Work to be completed
Lines in the data below that contain the word "placeholder" are to be copied.

(Extracted material begins)

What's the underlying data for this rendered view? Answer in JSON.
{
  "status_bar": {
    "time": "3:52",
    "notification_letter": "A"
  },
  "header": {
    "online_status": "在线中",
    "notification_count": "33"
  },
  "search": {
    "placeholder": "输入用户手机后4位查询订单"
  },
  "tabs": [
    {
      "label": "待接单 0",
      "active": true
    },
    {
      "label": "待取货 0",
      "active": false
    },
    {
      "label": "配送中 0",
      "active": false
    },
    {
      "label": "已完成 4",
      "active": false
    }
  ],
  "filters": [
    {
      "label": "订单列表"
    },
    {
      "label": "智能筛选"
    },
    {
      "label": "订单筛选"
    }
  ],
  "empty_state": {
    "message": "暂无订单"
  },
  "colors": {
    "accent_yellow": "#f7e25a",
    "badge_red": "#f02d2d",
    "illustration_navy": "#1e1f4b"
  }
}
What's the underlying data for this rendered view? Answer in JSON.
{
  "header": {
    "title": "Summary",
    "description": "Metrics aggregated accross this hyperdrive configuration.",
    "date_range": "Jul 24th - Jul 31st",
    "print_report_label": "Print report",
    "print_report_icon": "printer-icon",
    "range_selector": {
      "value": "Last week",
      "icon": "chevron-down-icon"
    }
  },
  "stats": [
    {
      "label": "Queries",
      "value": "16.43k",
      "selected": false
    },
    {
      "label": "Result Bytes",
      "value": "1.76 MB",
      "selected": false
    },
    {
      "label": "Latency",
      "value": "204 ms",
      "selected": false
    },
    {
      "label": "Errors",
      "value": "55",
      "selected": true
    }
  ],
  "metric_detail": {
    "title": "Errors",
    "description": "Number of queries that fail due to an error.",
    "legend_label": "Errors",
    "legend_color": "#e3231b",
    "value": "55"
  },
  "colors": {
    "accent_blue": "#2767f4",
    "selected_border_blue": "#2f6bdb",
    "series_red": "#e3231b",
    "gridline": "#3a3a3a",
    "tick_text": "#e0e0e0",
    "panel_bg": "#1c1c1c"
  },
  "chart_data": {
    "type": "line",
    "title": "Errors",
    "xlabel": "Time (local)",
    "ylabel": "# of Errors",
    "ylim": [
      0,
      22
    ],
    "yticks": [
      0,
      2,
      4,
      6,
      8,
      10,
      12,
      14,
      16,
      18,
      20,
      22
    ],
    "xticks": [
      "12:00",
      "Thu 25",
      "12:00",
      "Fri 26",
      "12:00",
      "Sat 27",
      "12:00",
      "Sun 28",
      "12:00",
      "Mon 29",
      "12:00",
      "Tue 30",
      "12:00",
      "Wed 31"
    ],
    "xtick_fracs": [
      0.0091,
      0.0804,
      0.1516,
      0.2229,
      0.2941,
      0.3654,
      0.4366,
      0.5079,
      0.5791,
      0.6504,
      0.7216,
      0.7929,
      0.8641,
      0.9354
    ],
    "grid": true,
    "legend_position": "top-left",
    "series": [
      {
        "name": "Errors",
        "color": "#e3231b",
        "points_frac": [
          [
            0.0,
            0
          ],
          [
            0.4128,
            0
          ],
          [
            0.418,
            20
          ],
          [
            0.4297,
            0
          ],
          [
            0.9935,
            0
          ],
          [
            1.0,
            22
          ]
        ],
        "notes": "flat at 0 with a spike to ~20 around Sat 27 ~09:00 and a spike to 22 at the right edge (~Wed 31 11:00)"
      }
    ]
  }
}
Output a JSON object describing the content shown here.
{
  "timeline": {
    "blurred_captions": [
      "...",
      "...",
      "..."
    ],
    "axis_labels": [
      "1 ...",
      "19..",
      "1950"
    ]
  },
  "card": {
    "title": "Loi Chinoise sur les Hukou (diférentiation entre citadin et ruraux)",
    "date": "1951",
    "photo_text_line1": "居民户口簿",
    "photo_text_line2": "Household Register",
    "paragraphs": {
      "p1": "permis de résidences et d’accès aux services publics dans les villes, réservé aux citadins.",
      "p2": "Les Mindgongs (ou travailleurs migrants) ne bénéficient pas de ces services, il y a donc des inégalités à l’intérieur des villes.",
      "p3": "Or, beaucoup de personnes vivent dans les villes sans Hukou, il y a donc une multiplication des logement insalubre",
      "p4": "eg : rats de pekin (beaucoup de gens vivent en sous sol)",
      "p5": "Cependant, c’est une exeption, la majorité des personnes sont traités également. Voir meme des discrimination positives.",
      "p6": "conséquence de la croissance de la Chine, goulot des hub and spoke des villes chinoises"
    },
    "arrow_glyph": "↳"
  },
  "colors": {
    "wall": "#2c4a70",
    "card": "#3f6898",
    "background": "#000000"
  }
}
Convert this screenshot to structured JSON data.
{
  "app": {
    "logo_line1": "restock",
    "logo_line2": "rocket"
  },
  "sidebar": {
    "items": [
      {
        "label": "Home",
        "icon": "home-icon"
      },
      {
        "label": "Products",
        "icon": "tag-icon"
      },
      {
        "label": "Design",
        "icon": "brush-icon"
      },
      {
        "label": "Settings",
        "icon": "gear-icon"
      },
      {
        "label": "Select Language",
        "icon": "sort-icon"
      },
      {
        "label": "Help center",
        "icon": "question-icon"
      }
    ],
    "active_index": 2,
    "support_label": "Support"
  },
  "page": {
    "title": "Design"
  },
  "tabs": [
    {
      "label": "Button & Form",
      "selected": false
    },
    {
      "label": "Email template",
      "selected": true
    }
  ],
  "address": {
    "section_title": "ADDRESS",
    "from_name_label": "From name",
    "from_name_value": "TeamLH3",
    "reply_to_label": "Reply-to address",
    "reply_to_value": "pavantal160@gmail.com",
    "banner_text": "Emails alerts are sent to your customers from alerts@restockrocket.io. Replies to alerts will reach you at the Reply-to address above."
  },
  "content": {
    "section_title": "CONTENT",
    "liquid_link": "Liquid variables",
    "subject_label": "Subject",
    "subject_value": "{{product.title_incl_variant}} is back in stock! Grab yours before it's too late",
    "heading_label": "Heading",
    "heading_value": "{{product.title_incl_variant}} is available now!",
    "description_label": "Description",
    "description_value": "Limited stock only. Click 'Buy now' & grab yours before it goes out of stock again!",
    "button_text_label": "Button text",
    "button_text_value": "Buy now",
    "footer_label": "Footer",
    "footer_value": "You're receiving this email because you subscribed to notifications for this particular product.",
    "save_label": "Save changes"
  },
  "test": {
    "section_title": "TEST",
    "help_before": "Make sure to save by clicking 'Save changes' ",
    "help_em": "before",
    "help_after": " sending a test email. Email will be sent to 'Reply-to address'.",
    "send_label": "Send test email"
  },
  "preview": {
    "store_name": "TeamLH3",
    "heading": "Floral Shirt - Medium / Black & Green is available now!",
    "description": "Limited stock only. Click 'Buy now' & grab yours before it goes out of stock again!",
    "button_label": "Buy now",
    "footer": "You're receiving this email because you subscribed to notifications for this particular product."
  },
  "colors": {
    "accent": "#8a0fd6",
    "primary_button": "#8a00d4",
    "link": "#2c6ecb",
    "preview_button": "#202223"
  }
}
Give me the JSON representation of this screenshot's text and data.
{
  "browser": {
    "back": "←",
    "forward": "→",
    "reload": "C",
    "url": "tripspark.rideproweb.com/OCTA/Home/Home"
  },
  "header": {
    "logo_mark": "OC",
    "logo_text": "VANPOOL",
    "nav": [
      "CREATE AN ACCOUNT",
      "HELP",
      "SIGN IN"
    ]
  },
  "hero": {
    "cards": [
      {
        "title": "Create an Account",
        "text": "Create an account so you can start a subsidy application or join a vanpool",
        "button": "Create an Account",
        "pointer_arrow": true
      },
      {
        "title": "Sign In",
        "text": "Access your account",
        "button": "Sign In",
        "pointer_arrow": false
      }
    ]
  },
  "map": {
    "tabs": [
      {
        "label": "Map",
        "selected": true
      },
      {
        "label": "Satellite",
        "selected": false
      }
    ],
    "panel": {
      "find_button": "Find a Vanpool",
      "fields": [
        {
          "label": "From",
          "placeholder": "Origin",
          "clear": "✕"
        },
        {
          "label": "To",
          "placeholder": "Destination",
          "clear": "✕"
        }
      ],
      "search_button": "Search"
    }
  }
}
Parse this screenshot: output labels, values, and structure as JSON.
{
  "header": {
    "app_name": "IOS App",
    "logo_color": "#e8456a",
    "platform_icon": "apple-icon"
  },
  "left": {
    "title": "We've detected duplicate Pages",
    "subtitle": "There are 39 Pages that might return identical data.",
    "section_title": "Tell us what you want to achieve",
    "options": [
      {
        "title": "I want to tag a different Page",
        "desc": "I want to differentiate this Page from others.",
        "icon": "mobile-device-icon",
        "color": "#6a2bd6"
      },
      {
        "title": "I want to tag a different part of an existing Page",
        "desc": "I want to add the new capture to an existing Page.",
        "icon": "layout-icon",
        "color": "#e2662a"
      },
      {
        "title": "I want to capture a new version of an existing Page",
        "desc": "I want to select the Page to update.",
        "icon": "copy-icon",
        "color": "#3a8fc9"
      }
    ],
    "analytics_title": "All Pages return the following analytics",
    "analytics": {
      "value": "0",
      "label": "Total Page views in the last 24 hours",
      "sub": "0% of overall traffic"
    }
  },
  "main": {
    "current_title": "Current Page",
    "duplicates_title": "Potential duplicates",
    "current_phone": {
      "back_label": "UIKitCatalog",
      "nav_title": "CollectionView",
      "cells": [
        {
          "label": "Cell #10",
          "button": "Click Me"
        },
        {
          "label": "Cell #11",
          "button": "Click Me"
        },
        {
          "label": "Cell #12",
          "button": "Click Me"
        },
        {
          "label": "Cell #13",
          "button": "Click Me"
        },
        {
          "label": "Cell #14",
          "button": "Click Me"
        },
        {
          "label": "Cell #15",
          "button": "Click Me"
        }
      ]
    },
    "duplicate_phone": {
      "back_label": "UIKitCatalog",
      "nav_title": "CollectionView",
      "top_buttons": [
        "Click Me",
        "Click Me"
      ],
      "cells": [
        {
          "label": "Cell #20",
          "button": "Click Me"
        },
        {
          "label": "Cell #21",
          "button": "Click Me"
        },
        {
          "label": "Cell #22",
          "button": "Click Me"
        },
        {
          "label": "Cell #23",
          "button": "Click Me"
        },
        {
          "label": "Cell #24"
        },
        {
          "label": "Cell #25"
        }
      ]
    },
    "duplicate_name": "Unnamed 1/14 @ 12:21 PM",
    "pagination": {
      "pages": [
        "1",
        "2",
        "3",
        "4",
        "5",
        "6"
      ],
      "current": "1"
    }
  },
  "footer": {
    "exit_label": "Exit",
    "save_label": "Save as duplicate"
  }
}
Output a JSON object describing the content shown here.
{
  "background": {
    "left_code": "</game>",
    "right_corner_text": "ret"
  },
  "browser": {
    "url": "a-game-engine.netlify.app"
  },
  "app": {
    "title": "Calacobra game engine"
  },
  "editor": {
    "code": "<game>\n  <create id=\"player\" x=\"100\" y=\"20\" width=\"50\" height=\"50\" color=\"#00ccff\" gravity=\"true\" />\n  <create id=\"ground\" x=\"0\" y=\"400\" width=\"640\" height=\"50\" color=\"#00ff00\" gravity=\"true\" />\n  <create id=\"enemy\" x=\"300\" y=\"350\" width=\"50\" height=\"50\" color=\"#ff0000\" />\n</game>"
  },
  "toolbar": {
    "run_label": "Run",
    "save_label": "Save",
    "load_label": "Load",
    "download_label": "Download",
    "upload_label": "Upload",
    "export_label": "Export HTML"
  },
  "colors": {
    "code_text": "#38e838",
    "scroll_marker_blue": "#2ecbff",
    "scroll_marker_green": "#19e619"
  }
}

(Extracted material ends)

Result of this exercise
    "placeholder": "输入用户手机后4位查询订单"
          "placeholder": "Origin",
          "placeholder": "Destination",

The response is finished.